What is needed is an exact copy of the entries, with the pictures excluded.

[Dataset rows describing interfaces]
--- START ---

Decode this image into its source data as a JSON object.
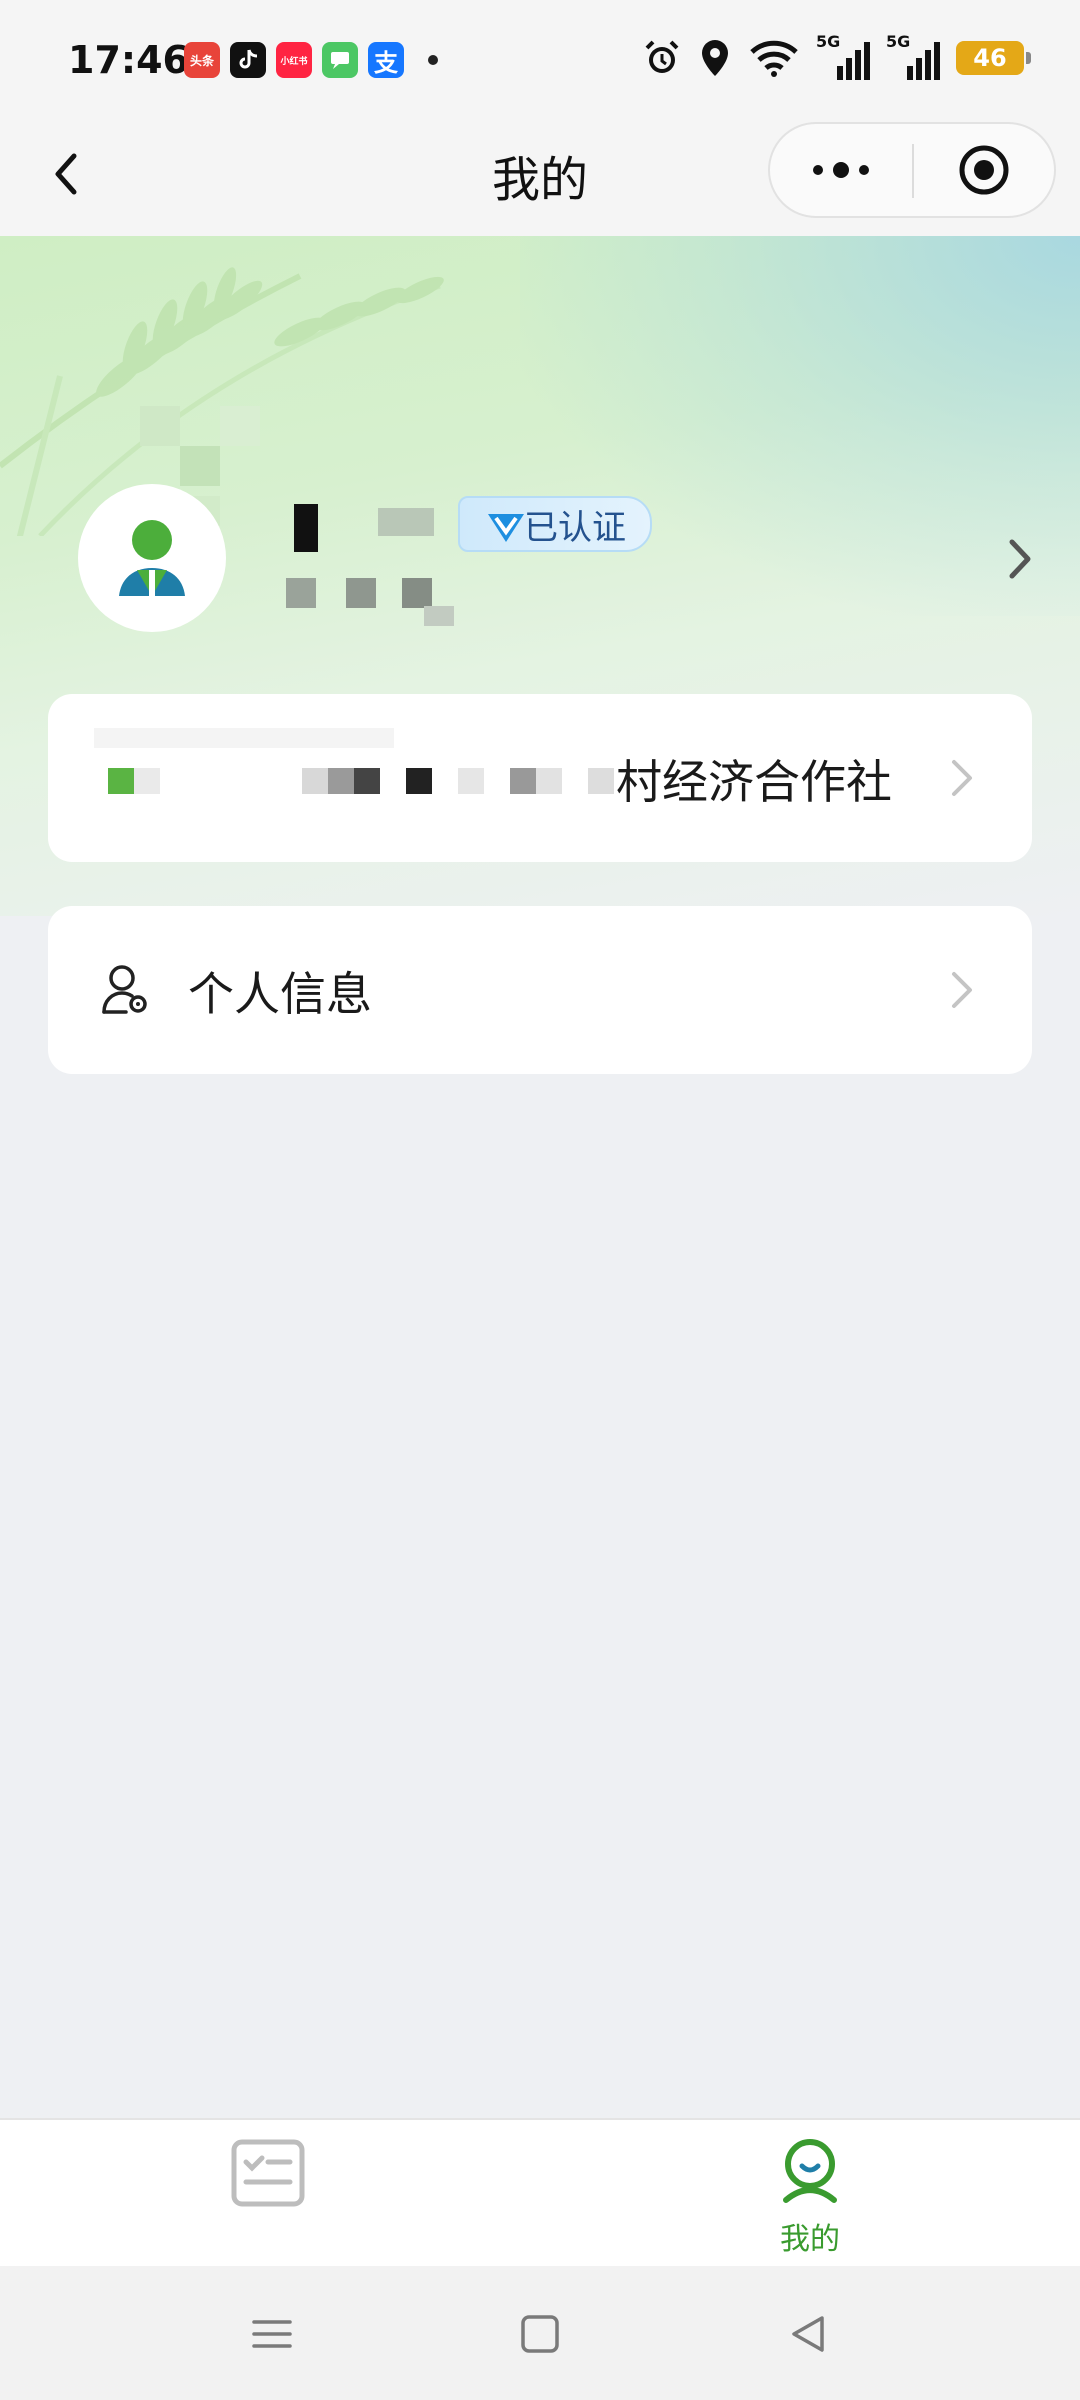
{
  "status_bar": {
    "time": "17:46",
    "apps": [
      {
        "name": "toutiao-icon",
        "label": "头条",
        "color": "#e8443a"
      },
      {
        "name": "douyin-icon",
        "label": "",
        "color": "#111111"
      },
      {
        "name": "xiaohongshu-icon",
        "label": "小红书",
        "color": "#ff2442"
      },
      {
        "name": "messages-icon",
        "label": "",
        "color": "#4cc764"
      },
      {
        "name": "alipay-icon",
        "label": "支",
        "color": "#1677ff"
      }
    ],
    "signal_1": "5G",
    "signal_2": "5G",
    "battery": "46"
  },
  "nav": {
    "title": "我的"
  },
  "profile": {
    "verified_label": "已认证"
  },
  "coop_card": {
    "label": "村经济合作社"
  },
  "info_card": {
    "label": "个人信息"
  },
  "tabs": [
    {
      "label": "",
      "active": false
    },
    {
      "label": "我的",
      "active": true
    }
  ],
  "colors": {
    "accent": "#3a9b2f",
    "verified_text": "#24528e",
    "background": "#eef0f3"
  }
}
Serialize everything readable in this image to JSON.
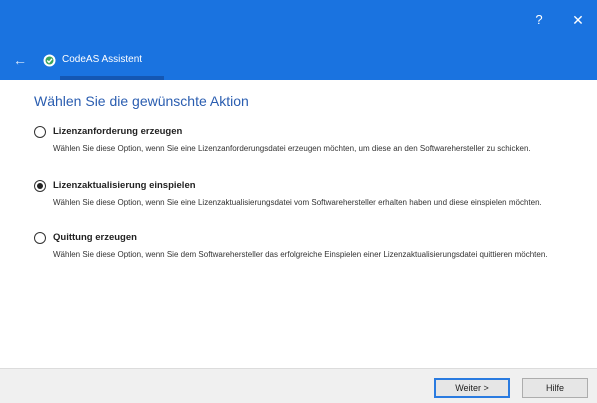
{
  "window": {
    "help_glyph": "?",
    "close_glyph": "✕",
    "back_glyph": "←",
    "app_title": "CodeAS Assistent",
    "accent_color": "#1a73e0"
  },
  "main": {
    "heading": "Wählen Sie die gewünschte Aktion",
    "options": [
      {
        "label": "Lizenzanforderung erzeugen",
        "description": "Wählen Sie diese Option, wenn Sie eine Lizenzanforderungsdatei erzeugen möchten, um diese an den Softwarehersteller zu schicken.",
        "selected": false
      },
      {
        "label": "Lizenzaktualisierung einspielen",
        "description": "Wählen Sie diese Option, wenn Sie eine Lizenzaktualisierungsdatei vom Softwarehersteller erhalten haben und diese einspielen möchten.",
        "selected": true
      },
      {
        "label": "Quittung erzeugen",
        "description": "Wählen Sie diese Option, wenn Sie dem Softwarehersteller das erfolgreiche Einspielen einer Lizenzaktualisierungsdatei quittieren möchten.",
        "selected": false
      }
    ]
  },
  "footer": {
    "next_label": "Weiter >",
    "help_label": "Hilfe"
  }
}
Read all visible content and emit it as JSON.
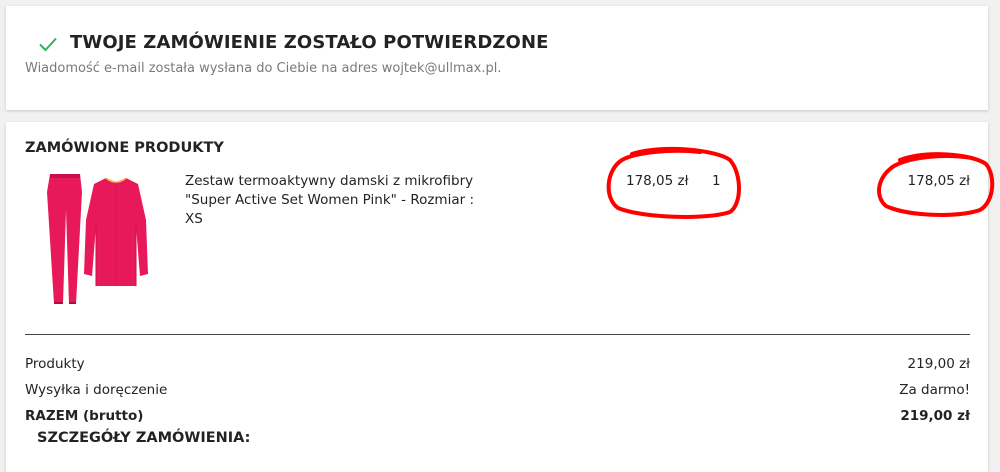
{
  "confirmation": {
    "icon": "check-icon",
    "accent_color": "#2fb55d",
    "title": "TWOJE ZAMÓWIENIE ZOSTAŁO POTWIERDZONE",
    "subtitle": "Wiadomość e-mail została wysłana do Ciebie na adres wojtek@ullmax.pl."
  },
  "order": {
    "products_title": "ZAMÓWIONE PRODUKTY",
    "items": [
      {
        "name": "Zestaw termoaktywny damski z mikrofibry \"Super Active Set Women Pink\" - Rozmiar : XS",
        "unit_price": "178,05 zł",
        "quantity": "1",
        "total": "178,05 zł",
        "image_icon": "pink-thermal-set-image",
        "product_color": "#e8195a"
      }
    ],
    "annotation_color": "#ff0000",
    "summary": [
      {
        "label": "Produkty",
        "value": "219,00 zł"
      },
      {
        "label": "Wysyłka i doręczenie",
        "value": "Za darmo!"
      },
      {
        "label": "RAZEM (brutto)",
        "value": "219,00 zł"
      }
    ],
    "details_title": "SZCZEGÓŁY ZAMÓWIENIA:"
  }
}
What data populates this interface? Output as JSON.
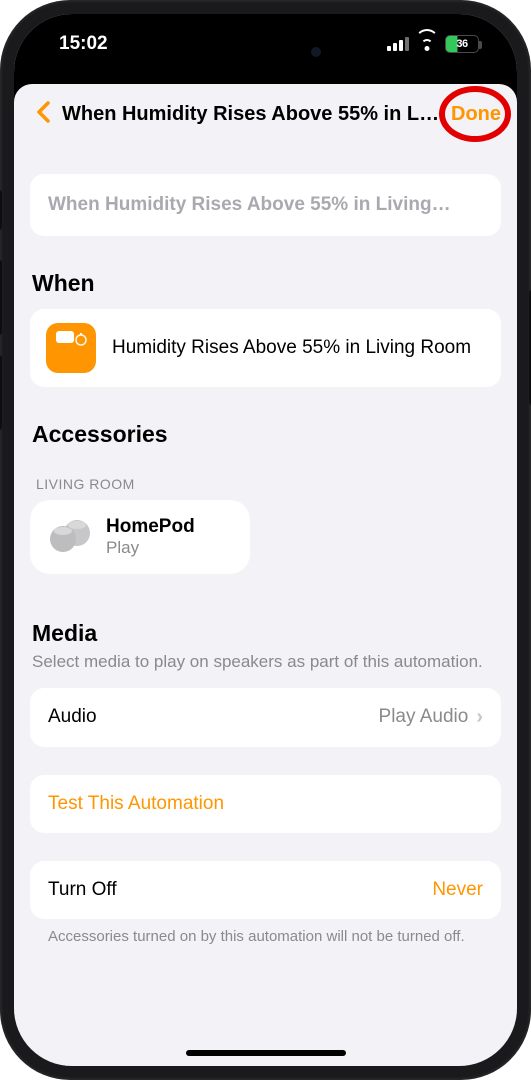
{
  "status": {
    "time": "15:02",
    "battery": "36"
  },
  "nav": {
    "title": "When Humidity Rises Above 55% in L…",
    "done": "Done"
  },
  "name_field": {
    "placeholder": "When Humidity Rises Above 55% in Living…"
  },
  "sections": {
    "when": {
      "title": "When",
      "trigger_text": "Humidity Rises Above 55% in Living Room"
    },
    "accessories": {
      "title": "Accessories",
      "group_label": "LIVING ROOM",
      "item": {
        "name": "HomePod",
        "state": "Play"
      }
    },
    "media": {
      "title": "Media",
      "description": "Select media to play on speakers as part of this automation.",
      "row_label": "Audio",
      "row_value": "Play Audio"
    },
    "test": {
      "label": "Test This Automation"
    },
    "turnoff": {
      "label": "Turn Off",
      "value": "Never",
      "footnote": "Accessories turned on by this automation will not be turned off."
    }
  }
}
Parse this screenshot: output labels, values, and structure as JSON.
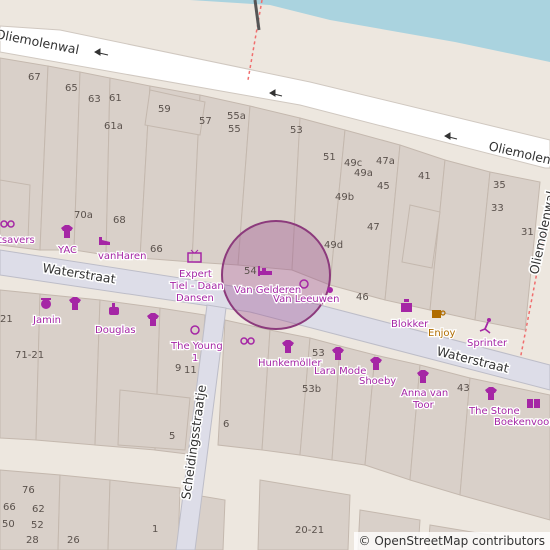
{
  "attribution": "© OpenStreetMap contributors",
  "colors": {
    "building": "#d9d0c9",
    "building_stroke": "#c4b8ae",
    "background": "#ede7df",
    "water": "#aad3df",
    "road": "#ffffff",
    "pedestrian": "#dddde8",
    "poi": "#a526a5",
    "poi_food": "#b06d00",
    "marker_fill": "#9c4a8c",
    "railway_dash": "#f06e6e"
  },
  "streets": {
    "oliemolenwal_left": "Oliemolenwal",
    "oliemolenwal_right": "Oliemolenwal",
    "oliemolenwal_far_right": "Oliemolenwal",
    "waterstraat_left": "Waterstraat",
    "waterstraat_right": "Waterstraat",
    "scheidingsstraatje": "Scheidingsstraatje"
  },
  "house_numbers": {
    "n67": "67",
    "n65": "65",
    "n63": "63",
    "n61": "61",
    "n61a": "61a",
    "n59": "59",
    "n57": "57",
    "n55a": "55a",
    "n55": "55",
    "n53": "53",
    "n51": "51",
    "n49c": "49c",
    "n49a": "49a",
    "n47a": "47a",
    "n45": "45",
    "n41": "41",
    "n35": "35",
    "n33": "33",
    "n31": "31",
    "n49b": "49b",
    "n47": "47",
    "n49d": "49d",
    "n70a": "70a",
    "n68": "68",
    "n66": "66",
    "n54": "54",
    "n46": "46",
    "n21": "21",
    "n71_21": "71-21",
    "n9": "9",
    "n11": "11",
    "n53s": "53",
    "n53b": "53b",
    "n43": "43",
    "n6": "6",
    "n5": "5",
    "n76": "76",
    "n66s": "66",
    "n62": "62",
    "n50": "50",
    "n52": "52",
    "n28": "28",
    "n26": "26",
    "n1": "1",
    "n20_21": "20-21"
  },
  "pois": {
    "eyesavers": "tsavers",
    "yac": "YAC",
    "vanharen": "vanHaren",
    "expert_1": "Expert",
    "expert_2": "Tiel - Daan",
    "expert_3": "Dansen",
    "vangelderen": "Van Gelderen",
    "vanleeuwen": "Van Leeuwen",
    "blokker": "Blokker",
    "enjoy": "Enjoy",
    "sprinter": "Sprinter",
    "jamin": "Jamin",
    "douglas": "Douglas",
    "theyoung_1": "The Young",
    "theyoung_2": "1",
    "hunkemoller": "Hunkemöller",
    "laramode": "Lara Mode",
    "shoeby": "Shoeby",
    "annavantoor_1": "Anna van",
    "annavantoor_2": "Toor",
    "thestone": "The Stone",
    "boekenvoordeel": "Boekenvoor"
  },
  "icons": [
    "glasses-icon",
    "shirt-icon",
    "shoe-icon",
    "tv-icon",
    "bed-icon",
    "ring-icon",
    "houseware-icon",
    "coffee-icon",
    "runner-icon",
    "confectionery-icon",
    "perfume-icon",
    "book-icon"
  ]
}
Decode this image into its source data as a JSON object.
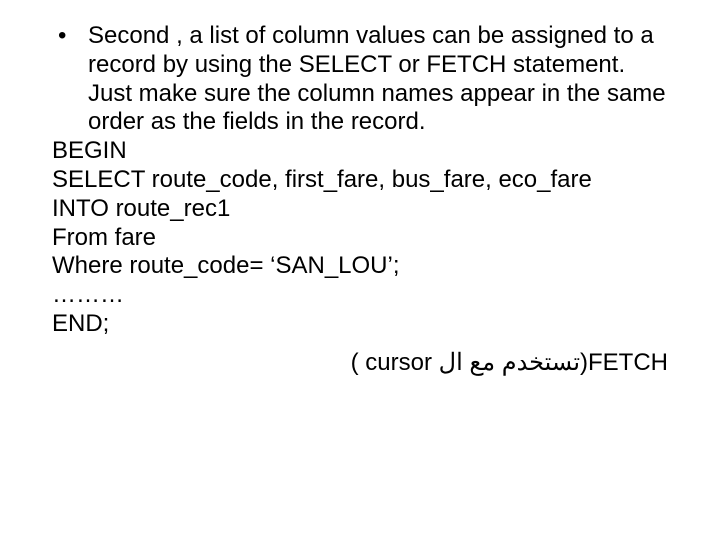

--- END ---

# Exercise result
Decode this image into its source data as a JSON object.
{
  "status_bar": {
    "time": "17:46",
    "apps": [
      {
        "name": "toutiao-icon",
        "label": "头条",
        "color": "#e8443a"
      },
      {
        "name": "douyin-icon",
        "label": "",
        "color": "#111111"
      },
      {
        "name": "xiaohongshu-icon",
        "label": "小红书",
        "color": "#ff2442"
      },
      {
        "name": "messages-icon",
        "label": "",
        "color": "#4cc764"
      },
      {
        "name": "alipay-icon",
        "label": "支",
        "color": "#1677ff"
      }
    ],
    "signal_1": "5G",
    "signal_2": "5G",
    "battery": "46"
  },
  "nav": {
    "title": "我的"
  },
  "profile": {
    "verified_label": "已认证"
  },
  "coop_card": {
    "label": "村经济合作社"
  },
  "info_card": {
    "label": "个人信息"
  },
  "tabs": [
    {
      "label": "",
      "active": false
    },
    {
      "label": "我的",
      "active": true
    }
  ],
  "colors": {
    "accent": "#3a9b2f",
    "verified_text": "#24528e",
    "background": "#eef0f3"
  }
}
Serialize everything readable in this image to JSON.
{
  "window": {
    "help_glyph": "?",
    "close_glyph": "✕",
    "back_glyph": "←",
    "app_title": "CodeAS Assistent",
    "accent_color": "#1a73e0"
  },
  "main": {
    "heading": "Wählen Sie die gewünschte Aktion",
    "options": [
      {
        "label": "Lizenzanforderung erzeugen",
        "description": "Wählen Sie diese Option, wenn Sie eine Lizenzanforderungsdatei erzeugen möchten, um diese an den Softwarehersteller zu schicken.",
        "selected": false
      },
      {
        "label": "Lizenzaktualisierung einspielen",
        "description": "Wählen Sie diese Option, wenn Sie eine Lizenzaktualisierungsdatei vom Softwarehersteller erhalten haben und diese einspielen möchten.",
        "selected": true
      },
      {
        "label": "Quittung erzeugen",
        "description": "Wählen Sie diese Option, wenn Sie dem Softwarehersteller das erfolgreiche Einspielen einer Lizenzaktualisierungsdatei quittieren möchten.",
        "selected": false
      }
    ]
  },
  "footer": {
    "next_label": "Weiter >",
    "help_label": "Hilfe"
  }
}
Read all visible content and emit it as JSON.
{
  "confirmation": {
    "icon": "check-icon",
    "accent_color": "#2fb55d",
    "title": "TWOJE ZAMÓWIENIE ZOSTAŁO POTWIERDZONE",
    "subtitle": "Wiadomość e-mail została wysłana do Ciebie na adres wojtek@ullmax.pl."
  },
  "order": {
    "products_title": "ZAMÓWIONE PRODUKTY",
    "items": [
      {
        "name": "Zestaw termoaktywny damski z mikrofibry \"Super Active Set Women Pink\" - Rozmiar : XS",
        "unit_price": "178,05 zł",
        "quantity": "1",
        "total": "178,05 zł",
        "image_icon": "pink-thermal-set-image",
        "product_color": "#e8195a"
      }
    ],
    "annotation_color": "#ff0000",
    "summary": [
      {
        "label": "Produkty",
        "value": "219,00 zł"
      },
      {
        "label": "Wysyłka i doręczenie",
        "value": "Za darmo!"
      },
      {
        "label": "RAZEM (brutto)",
        "value": "219,00 zł"
      }
    ],
    "details_title": "SZCZEGÓŁY ZAMÓWIENIA:"
  }
}
What data populates this interface? Output as JSON.
{
  "status": {
    "time": "15:02",
    "battery": "36"
  },
  "nav": {
    "title": "When Humidity Rises Above 55% in L…",
    "done": "Done"
  },
  "name_field": {
    "placeholder": "When Humidity Rises Above 55% in Living…"
  },
  "sections": {
    "when": {
      "title": "When",
      "trigger_text": "Humidity Rises Above 55% in Living Room"
    },
    "accessories": {
      "title": "Accessories",
      "group_label": "LIVING ROOM",
      "item": {
        "name": "HomePod",
        "state": "Play"
      }
    },
    "media": {
      "title": "Media",
      "description": "Select media to play on speakers as part of this automation.",
      "row_label": "Audio",
      "row_value": "Play Audio"
    },
    "test": {
      "label": "Test This Automation"
    },
    "turnoff": {
      "label": "Turn Off",
      "value": "Never",
      "footnote": "Accessories turned on by this automation will not be turned off."
    }
  }
}
Parse this screenshot: output labels, values, and structure as JSON.
{
  "attribution": "© OpenStreetMap contributors",
  "colors": {
    "building": "#d9d0c9",
    "building_stroke": "#c4b8ae",
    "background": "#ede7df",
    "water": "#aad3df",
    "road": "#ffffff",
    "pedestrian": "#dddde8",
    "poi": "#a526a5",
    "poi_food": "#b06d00",
    "marker_fill": "#9c4a8c",
    "railway_dash": "#f06e6e"
  },
  "streets": {
    "oliemolenwal_left": "Oliemolenwal",
    "oliemolenwal_right": "Oliemolenwal",
    "oliemolenwal_far_right": "Oliemolenwal",
    "waterstraat_left": "Waterstraat",
    "waterstraat_right": "Waterstraat",
    "scheidingsstraatje": "Scheidingsstraatje"
  },
  "house_numbers": {
    "n67": "67",
    "n65": "65",
    "n63": "63",
    "n61": "61",
    "n61a": "61a",
    "n59": "59",
    "n57": "57",
    "n55a": "55a",
    "n55": "55",
    "n53": "53",
    "n51": "51",
    "n49c": "49c",
    "n49a": "49a",
    "n47a": "47a",
    "n45": "45",
    "n41": "41",
    "n35": "35",
    "n33": "33",
    "n31": "31",
    "n49b": "49b",
    "n47": "47",
    "n49d": "49d",
    "n70a": "70a",
    "n68": "68",
    "n66": "66",
    "n54": "54",
    "n46": "46",
    "n21": "21",
    "n71_21": "71-21",
    "n9": "9",
    "n11": "11",
    "n53s": "53",
    "n53b": "53b",
    "n43": "43",
    "n6": "6",
    "n5": "5",
    "n76": "76",
    "n66s": "66",
    "n62": "62",
    "n50": "50",
    "n52": "52",
    "n28": "28",
    "n26": "26",
    "n1": "1",
    "n20_21": "20-21"
  },
  "pois": {
    "eyesavers": "tsavers",
    "yac": "YAC",
    "vanharen": "vanHaren",
    "expert_1": "Expert",
    "expert_2": "Tiel - Daan",
    "expert_3": "Dansen",
    "vangelderen": "Van Gelderen",
    "vanleeuwen": "Van Leeuwen",
    "blokker": "Blokker",
    "enjoy": "Enjoy",
    "sprinter": "Sprinter",
    "jamin": "Jamin",
    "douglas": "Douglas",
    "theyoung_1": "The Young",
    "theyoung_2": "1",
    "hunkemoller": "Hunkemöller",
    "laramode": "Lara Mode",
    "shoeby": "Shoeby",
    "annavantoor_1": "Anna van",
    "annavantoor_2": "Toor",
    "thestone": "The Stone",
    "boekenvoordeel": "Boekenvoor"
  },
  "icons": [
    "glasses-icon",
    "shirt-icon",
    "shoe-icon",
    "tv-icon",
    "bed-icon",
    "ring-icon",
    "houseware-icon",
    "coffee-icon",
    "runner-icon",
    "confectionery-icon",
    "perfume-icon",
    "book-icon"
  ]
}
Decode this image into its source data as a JSON object.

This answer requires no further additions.